BRIEF -> A word-for-word restatement of the listing is the only acceptable answer.

INPUT DATA ->
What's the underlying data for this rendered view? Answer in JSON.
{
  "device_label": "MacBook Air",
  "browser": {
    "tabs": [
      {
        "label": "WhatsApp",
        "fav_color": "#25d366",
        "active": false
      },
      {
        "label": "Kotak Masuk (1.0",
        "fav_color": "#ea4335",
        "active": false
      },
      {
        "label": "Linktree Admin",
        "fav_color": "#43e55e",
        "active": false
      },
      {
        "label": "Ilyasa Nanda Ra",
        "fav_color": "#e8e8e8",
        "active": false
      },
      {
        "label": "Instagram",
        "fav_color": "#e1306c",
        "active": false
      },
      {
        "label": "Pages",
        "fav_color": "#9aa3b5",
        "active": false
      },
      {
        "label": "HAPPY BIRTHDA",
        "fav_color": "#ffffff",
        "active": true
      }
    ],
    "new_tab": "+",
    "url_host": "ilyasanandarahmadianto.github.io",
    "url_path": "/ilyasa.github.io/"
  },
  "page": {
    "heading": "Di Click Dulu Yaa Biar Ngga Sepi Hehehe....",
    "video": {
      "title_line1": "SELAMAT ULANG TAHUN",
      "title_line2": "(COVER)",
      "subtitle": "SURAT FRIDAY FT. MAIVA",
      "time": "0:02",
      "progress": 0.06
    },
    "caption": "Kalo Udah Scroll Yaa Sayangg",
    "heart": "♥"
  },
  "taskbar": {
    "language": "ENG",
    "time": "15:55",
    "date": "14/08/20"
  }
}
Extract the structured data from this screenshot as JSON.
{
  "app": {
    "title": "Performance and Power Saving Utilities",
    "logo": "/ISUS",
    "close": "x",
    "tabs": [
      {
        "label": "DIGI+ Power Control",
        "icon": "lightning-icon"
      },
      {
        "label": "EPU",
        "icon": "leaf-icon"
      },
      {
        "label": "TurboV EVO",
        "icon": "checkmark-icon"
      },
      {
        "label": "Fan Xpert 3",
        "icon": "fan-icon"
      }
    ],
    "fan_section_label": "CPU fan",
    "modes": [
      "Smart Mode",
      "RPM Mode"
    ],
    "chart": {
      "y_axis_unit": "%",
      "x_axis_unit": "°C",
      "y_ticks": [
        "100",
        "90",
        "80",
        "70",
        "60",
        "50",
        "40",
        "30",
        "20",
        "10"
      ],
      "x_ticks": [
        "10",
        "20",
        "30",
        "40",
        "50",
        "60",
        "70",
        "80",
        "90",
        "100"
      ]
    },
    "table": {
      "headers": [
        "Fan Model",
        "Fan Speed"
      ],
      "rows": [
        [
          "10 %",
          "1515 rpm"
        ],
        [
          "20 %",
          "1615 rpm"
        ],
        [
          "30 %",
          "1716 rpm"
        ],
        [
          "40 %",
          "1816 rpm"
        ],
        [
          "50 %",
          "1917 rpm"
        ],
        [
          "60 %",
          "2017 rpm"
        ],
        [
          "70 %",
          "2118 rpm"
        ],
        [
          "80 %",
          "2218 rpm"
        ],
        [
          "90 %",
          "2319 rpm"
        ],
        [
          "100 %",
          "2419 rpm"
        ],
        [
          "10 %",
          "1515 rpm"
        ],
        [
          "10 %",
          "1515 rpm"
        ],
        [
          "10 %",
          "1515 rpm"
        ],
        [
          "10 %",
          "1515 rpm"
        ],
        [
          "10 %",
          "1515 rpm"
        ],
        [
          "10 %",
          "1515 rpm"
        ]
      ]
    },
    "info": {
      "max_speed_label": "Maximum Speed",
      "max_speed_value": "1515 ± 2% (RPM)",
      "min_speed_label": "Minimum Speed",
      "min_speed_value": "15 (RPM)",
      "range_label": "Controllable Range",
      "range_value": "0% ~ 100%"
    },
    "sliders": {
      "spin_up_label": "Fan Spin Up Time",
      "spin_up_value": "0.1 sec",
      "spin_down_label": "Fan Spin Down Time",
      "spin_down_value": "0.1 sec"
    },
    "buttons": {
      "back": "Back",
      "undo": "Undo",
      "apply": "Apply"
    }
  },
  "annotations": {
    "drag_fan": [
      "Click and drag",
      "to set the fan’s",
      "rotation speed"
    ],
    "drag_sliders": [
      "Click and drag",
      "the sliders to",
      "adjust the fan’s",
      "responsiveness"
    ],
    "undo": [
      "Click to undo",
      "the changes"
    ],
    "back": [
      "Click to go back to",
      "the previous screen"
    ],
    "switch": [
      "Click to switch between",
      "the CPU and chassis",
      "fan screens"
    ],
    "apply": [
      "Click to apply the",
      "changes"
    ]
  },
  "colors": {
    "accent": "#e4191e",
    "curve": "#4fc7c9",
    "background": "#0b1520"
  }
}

RESPONSE ->
What's the underlying data for this rendered view? Answer in JSON.
{
  "device_label": "MacBook Air",
  "browser": {
    "tabs": [
      {
        "label": "WhatsApp",
        "fav_color": "#25d366",
        "active": false
      },
      {
        "label": "Kotak Masuk (1.0",
        "fav_color": "#ea4335",
        "active": false
      },
      {
        "label": "Linktree Admin",
        "fav_color": "#43e55e",
        "active": false
      },
      {
        "label": "Ilyasa Nanda Ra",
        "fav_color": "#e8e8e8",
        "active": false
      },
      {
        "label": "Instagram",
        "fav_color": "#e1306c",
        "active": false
      },
      {
        "label": "Pages",
        "fav_color": "#9aa3b5",
        "active": false
      },
      {
        "label": "HAPPY BIRTHDA",
        "fav_color": "#ffffff",
        "active": true
      }
    ],
    "new_tab": "+",
    "url_host": "ilyasanandarahmadianto.github.io",
    "url_path": "/ilyasa.github.io/"
  },
  "page": {
    "heading": "Di Click Dulu Yaa Biar Ngga Sepi Hehehe....",
    "video": {
      "title_line1": "SELAMAT ULANG TAHUN",
      "title_line2": "(COVER)",
      "subtitle": "SURAT FRIDAY FT. MAIVA",
      "time": "0:02",
      "progress": 0.06
    },
    "caption": "Kalo Udah Scroll Yaa Sayangg",
    "heart": "♥"
  },
  "taskbar": {
    "language": "ENG",
    "time": "15:55",
    "date": "14/08/20"
  }
}
Extract the structured data from this screenshot as JSON.
{
  "app": {
    "title": "Performance and Power Saving Utilities",
    "logo": "/ISUS",
    "close": "x",
    "tabs": [
      {
        "label": "DIGI+ Power Control",
        "icon": "lightning-icon"
      },
      {
        "label": "EPU",
        "icon": "leaf-icon"
      },
      {
        "label": "TurboV EVO",
        "icon": "checkmark-icon"
      },
      {
        "label": "Fan Xpert 3",
        "icon": "fan-icon"
      }
    ],
    "fan_section_label": "CPU fan",
    "modes": [
      "Smart Mode",
      "RPM Mode"
    ],
    "chart": {
      "y_axis_unit": "%",
      "x_axis_unit": "°C",
      "y_ticks": [
        "100",
        "90",
        "80",
        "70",
        "60",
        "50",
        "40",
        "30",
        "20",
        "10"
      ],
      "x_ticks": [
        "10",
        "20",
        "30",
        "40",
        "50",
        "60",
        "70",
        "80",
        "90",
        "100"
      ]
    },
    "table": {
      "headers": [
        "Fan Model",
        "Fan Speed"
      ],
      "rows": [
        [
          "10 %",
          "1515 rpm"
        ],
        [
          "20 %",
          "1615 rpm"
        ],
        [
          "30 %",
          "1716 rpm"
        ],
        [
          "40 %",
          "1816 rpm"
        ],
        [
          "50 %",
          "1917 rpm"
        ],
        [
          "60 %",
          "2017 rpm"
        ],
        [
          "70 %",
          "2118 rpm"
        ],
        [
          "80 %",
          "2218 rpm"
        ],
        [
          "90 %",
          "2319 rpm"
        ],
        [
          "100 %",
          "2419 rpm"
        ],
        [
          "10 %",
          "1515 rpm"
        ],
        [
          "10 %",
          "1515 rpm"
        ],
        [
          "10 %",
          "1515 rpm"
        ],
        [
          "10 %",
          "1515 rpm"
        ],
        [
          "10 %",
          "1515 rpm"
        ],
        [
          "10 %",
          "1515 rpm"
        ]
      ]
    },
    "info": {
      "max_speed_label": "Maximum Speed",
      "max_speed_value": "1515 ± 2% (RPM)",
      "min_speed_label": "Minimum Speed",
      "min_speed_value": "15 (RPM)",
      "range_label": "Controllable Range",
      "range_value": "0% ~ 100%"
    },
    "sliders": {
      "spin_up_label": "Fan Spin Up Time",
      "spin_up_value": "0.1 sec",
      "spin_down_label": "Fan Spin Down Time",
      "spin_down_value": "0.1 sec"
    },
    "buttons": {
      "back": "Back",
      "undo": "Undo",
      "apply": "Apply"
    }
  },
  "annotations": {
    "drag_fan": [
      "Click and drag",
      "to set the fan’s",
      "rotation speed"
    ],
    "drag_sliders": [
      "Click and drag",
      "the sliders to",
      "adjust the fan’s",
      "responsiveness"
    ],
    "undo": [
      "Click to undo",
      "the changes"
    ],
    "back": [
      "Click to go back to",
      "the previous screen"
    ],
    "switch": [
      "Click to switch between",
      "the CPU and chassis",
      "fan screens"
    ],
    "apply": [
      "Click to apply the",
      "changes"
    ]
  },
  "colors": {
    "accent": "#e4191e",
    "curve": "#4fc7c9",
    "background": "#0b1520"
  }
}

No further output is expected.